TASK BRIEF →
Every record is to be duplicated exactly as it reads, without its images.

### SOURCE MATERIAL ###

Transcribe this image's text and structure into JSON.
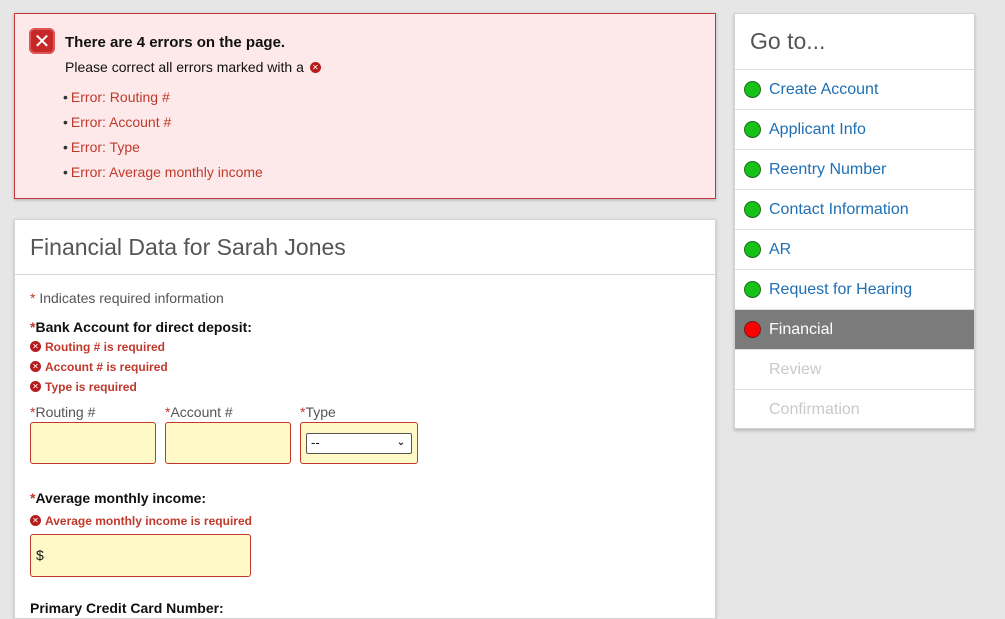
{
  "errors": {
    "title": "There are 4 errors on the page.",
    "subtitle": "Please correct all errors marked with a",
    "items": [
      "Error: Routing #",
      "Error: Account #",
      "Error: Type",
      "Error: Average monthly income"
    ]
  },
  "form": {
    "title": "Financial Data for Sarah Jones",
    "required_note": "Indicates required information",
    "required_mark": "*",
    "bank_label": "Bank Account for direct deposit:",
    "bank_errors": [
      "Routing # is required",
      "Account # is required",
      "Type is required"
    ],
    "routing_label": "Routing #",
    "account_label": "Account #",
    "type_label": "Type",
    "type_selected": "--",
    "income_label": "Average monthly income:",
    "income_error": "Average monthly income is required",
    "income_prefix": "$",
    "credit_label": "Primary Credit Card Number:"
  },
  "nav": {
    "title": "Go to...",
    "items": [
      {
        "label": "Create Account",
        "status": "complete"
      },
      {
        "label": "Applicant Info",
        "status": "complete"
      },
      {
        "label": "Reentry Number",
        "status": "complete"
      },
      {
        "label": "Contact Information",
        "status": "complete"
      },
      {
        "label": "AR",
        "status": "complete"
      },
      {
        "label": "Request for Hearing",
        "status": "complete"
      },
      {
        "label": "Financial",
        "status": "current"
      },
      {
        "label": "Review",
        "status": "disabled"
      },
      {
        "label": "Confirmation",
        "status": "disabled"
      }
    ]
  },
  "colors": {
    "error_red": "#c0392b",
    "field_bg": "#fff9c8",
    "link_blue": "#1f6fb5",
    "status_complete": "#16c216",
    "status_current": "#ff0000",
    "active_bg": "#7b7b7b"
  },
  "icons": {
    "error_badge": "x-icon",
    "error_mark": "error-x-icon",
    "select_caret": "chevron-down-icon"
  }
}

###

ANSWER FOR THIS EXERCISE →
Transcribe this image's text and structure into JSON.
{
  "errors": {
    "title": "There are 4 errors on the page.",
    "subtitle": "Please correct all errors marked with a",
    "items": [
      "Error: Routing #",
      "Error: Account #",
      "Error: Type",
      "Error: Average monthly income"
    ]
  },
  "form": {
    "title": "Financial Data for Sarah Jones",
    "required_note": "Indicates required information",
    "required_mark": "*",
    "bank_label": "Bank Account for direct deposit:",
    "bank_errors": [
      "Routing # is required",
      "Account # is required",
      "Type is required"
    ],
    "routing_label": "Routing #",
    "account_label": "Account #",
    "type_label": "Type",
    "type_selected": "--",
    "income_label": "Average monthly income:",
    "income_error": "Average monthly income is required",
    "income_prefix": "$",
    "credit_label": "Primary Credit Card Number:"
  },
  "nav": {
    "title": "Go to...",
    "items": [
      {
        "label": "Create Account",
        "status": "complete"
      },
      {
        "label": "Applicant Info",
        "status": "complete"
      },
      {
        "label": "Reentry Number",
        "status": "complete"
      },
      {
        "label": "Contact Information",
        "status": "complete"
      },
      {
        "label": "AR",
        "status": "complete"
      },
      {
        "label": "Request for Hearing",
        "status": "complete"
      },
      {
        "label": "Financial",
        "status": "current"
      },
      {
        "label": "Review",
        "status": "disabled"
      },
      {
        "label": "Confirmation",
        "status": "disabled"
      }
    ]
  },
  "colors": {
    "error_red": "#c0392b",
    "field_bg": "#fff9c8",
    "link_blue": "#1f6fb5",
    "status_complete": "#16c216",
    "status_current": "#ff0000",
    "active_bg": "#7b7b7b"
  },
  "icons": {
    "error_badge": "x-icon",
    "error_mark": "error-x-icon",
    "select_caret": "chevron-down-icon"
  }
}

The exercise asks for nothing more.